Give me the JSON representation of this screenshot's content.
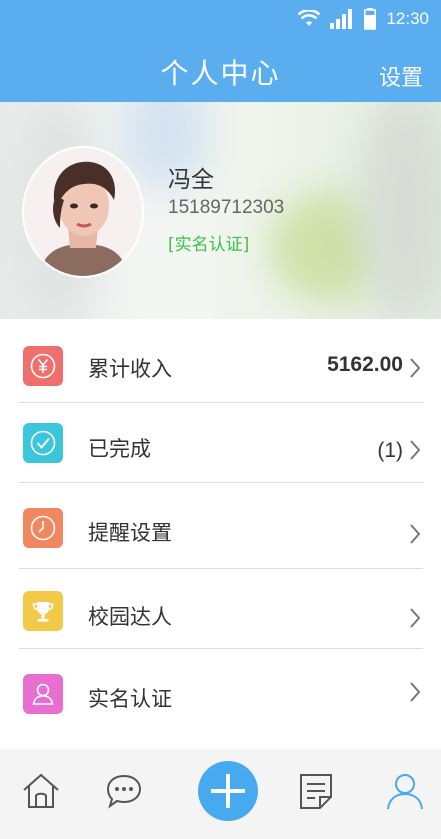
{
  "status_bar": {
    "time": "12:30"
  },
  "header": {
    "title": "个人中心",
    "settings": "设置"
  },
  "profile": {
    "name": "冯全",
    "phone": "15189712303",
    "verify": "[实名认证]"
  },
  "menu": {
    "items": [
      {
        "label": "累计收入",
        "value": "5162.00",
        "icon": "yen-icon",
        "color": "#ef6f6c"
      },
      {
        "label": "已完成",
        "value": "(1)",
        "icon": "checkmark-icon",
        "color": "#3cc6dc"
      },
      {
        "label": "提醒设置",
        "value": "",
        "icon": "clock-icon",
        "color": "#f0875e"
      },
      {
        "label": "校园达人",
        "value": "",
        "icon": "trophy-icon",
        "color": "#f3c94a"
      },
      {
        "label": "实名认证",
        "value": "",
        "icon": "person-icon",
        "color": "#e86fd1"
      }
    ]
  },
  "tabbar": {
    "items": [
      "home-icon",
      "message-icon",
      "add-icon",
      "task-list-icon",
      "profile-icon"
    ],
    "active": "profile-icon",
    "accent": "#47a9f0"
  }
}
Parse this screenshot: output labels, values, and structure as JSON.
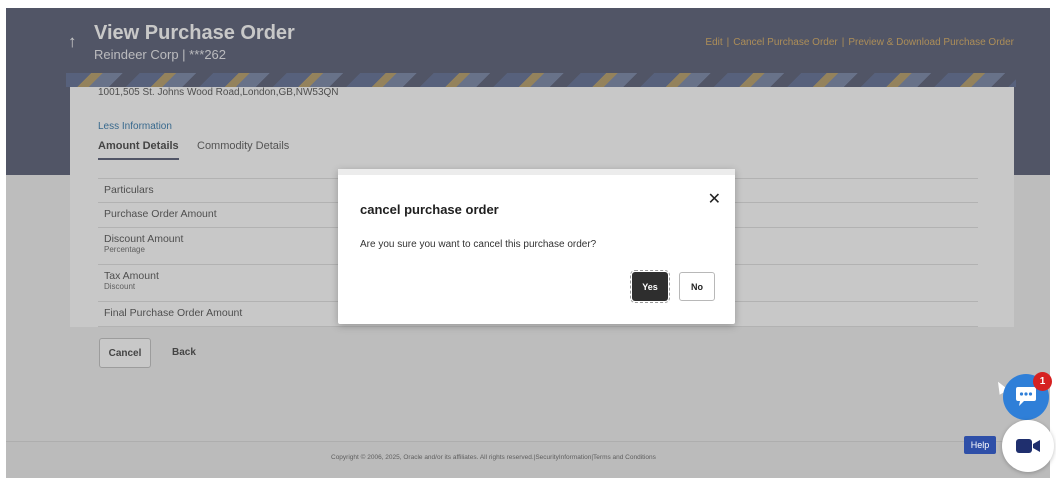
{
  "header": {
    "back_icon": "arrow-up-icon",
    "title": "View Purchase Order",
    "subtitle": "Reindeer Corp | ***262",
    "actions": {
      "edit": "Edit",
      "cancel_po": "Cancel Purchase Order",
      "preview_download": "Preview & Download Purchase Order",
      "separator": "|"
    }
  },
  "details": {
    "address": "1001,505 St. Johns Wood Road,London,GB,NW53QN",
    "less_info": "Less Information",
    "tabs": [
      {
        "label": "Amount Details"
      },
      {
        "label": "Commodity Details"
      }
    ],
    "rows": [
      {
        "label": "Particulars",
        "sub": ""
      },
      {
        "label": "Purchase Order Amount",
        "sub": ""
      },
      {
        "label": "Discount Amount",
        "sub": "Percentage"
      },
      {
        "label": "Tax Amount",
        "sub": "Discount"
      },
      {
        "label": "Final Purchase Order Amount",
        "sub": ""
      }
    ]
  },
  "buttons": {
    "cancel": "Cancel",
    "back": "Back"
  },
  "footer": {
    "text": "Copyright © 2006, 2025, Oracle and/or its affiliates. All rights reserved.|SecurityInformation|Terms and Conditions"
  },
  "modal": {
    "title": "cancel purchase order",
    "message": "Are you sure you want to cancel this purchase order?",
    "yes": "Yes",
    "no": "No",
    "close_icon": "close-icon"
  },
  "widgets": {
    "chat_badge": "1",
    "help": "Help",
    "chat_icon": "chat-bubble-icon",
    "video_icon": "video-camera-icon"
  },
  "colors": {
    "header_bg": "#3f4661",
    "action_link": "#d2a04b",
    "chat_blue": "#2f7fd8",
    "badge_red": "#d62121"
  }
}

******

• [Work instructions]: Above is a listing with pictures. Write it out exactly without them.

• [Response for this exercise]:
Give me the JSON representation of this screenshot's content.
{
  "status_bar": {
    "time": "12:30"
  },
  "header": {
    "title": "个人中心",
    "settings": "设置"
  },
  "profile": {
    "name": "冯全",
    "phone": "15189712303",
    "verify": "[实名认证]"
  },
  "menu": {
    "items": [
      {
        "label": "累计收入",
        "value": "5162.00",
        "icon": "yen-icon",
        "color": "#ef6f6c"
      },
      {
        "label": "已完成",
        "value": "(1)",
        "icon": "checkmark-icon",
        "color": "#3cc6dc"
      },
      {
        "label": "提醒设置",
        "value": "",
        "icon": "clock-icon",
        "color": "#f0875e"
      },
      {
        "label": "校园达人",
        "value": "",
        "icon": "trophy-icon",
        "color": "#f3c94a"
      },
      {
        "label": "实名认证",
        "value": "",
        "icon": "person-icon",
        "color": "#e86fd1"
      }
    ]
  },
  "tabbar": {
    "items": [
      "home-icon",
      "message-icon",
      "add-icon",
      "task-list-icon",
      "profile-icon"
    ],
    "active": "profile-icon",
    "accent": "#47a9f0"
  }
}
Parse this screenshot: output labels, values, and structure as JSON.
{
  "header": {
    "back_icon": "arrow-up-icon",
    "title": "View Purchase Order",
    "subtitle": "Reindeer Corp | ***262",
    "actions": {
      "edit": "Edit",
      "cancel_po": "Cancel Purchase Order",
      "preview_download": "Preview & Download Purchase Order",
      "separator": "|"
    }
  },
  "details": {
    "address": "1001,505 St. Johns Wood Road,London,GB,NW53QN",
    "less_info": "Less Information",
    "tabs": [
      {
        "label": "Amount Details"
      },
      {
        "label": "Commodity Details"
      }
    ],
    "rows": [
      {
        "label": "Particulars",
        "sub": ""
      },
      {
        "label": "Purchase Order Amount",
        "sub": ""
      },
      {
        "label": "Discount Amount",
        "sub": "Percentage"
      },
      {
        "label": "Tax Amount",
        "sub": "Discount"
      },
      {
        "label": "Final Purchase Order Amount",
        "sub": ""
      }
    ]
  },
  "buttons": {
    "cancel": "Cancel",
    "back": "Back"
  },
  "footer": {
    "text": "Copyright © 2006, 2025, Oracle and/or its affiliates. All rights reserved.|SecurityInformation|Terms and Conditions"
  },
  "modal": {
    "title": "cancel purchase order",
    "message": "Are you sure you want to cancel this purchase order?",
    "yes": "Yes",
    "no": "No",
    "close_icon": "close-icon"
  },
  "widgets": {
    "chat_badge": "1",
    "help": "Help",
    "chat_icon": "chat-bubble-icon",
    "video_icon": "video-camera-icon"
  },
  "colors": {
    "header_bg": "#3f4661",
    "action_link": "#d2a04b",
    "chat_blue": "#2f7fd8",
    "badge_red": "#d62121"
  }
}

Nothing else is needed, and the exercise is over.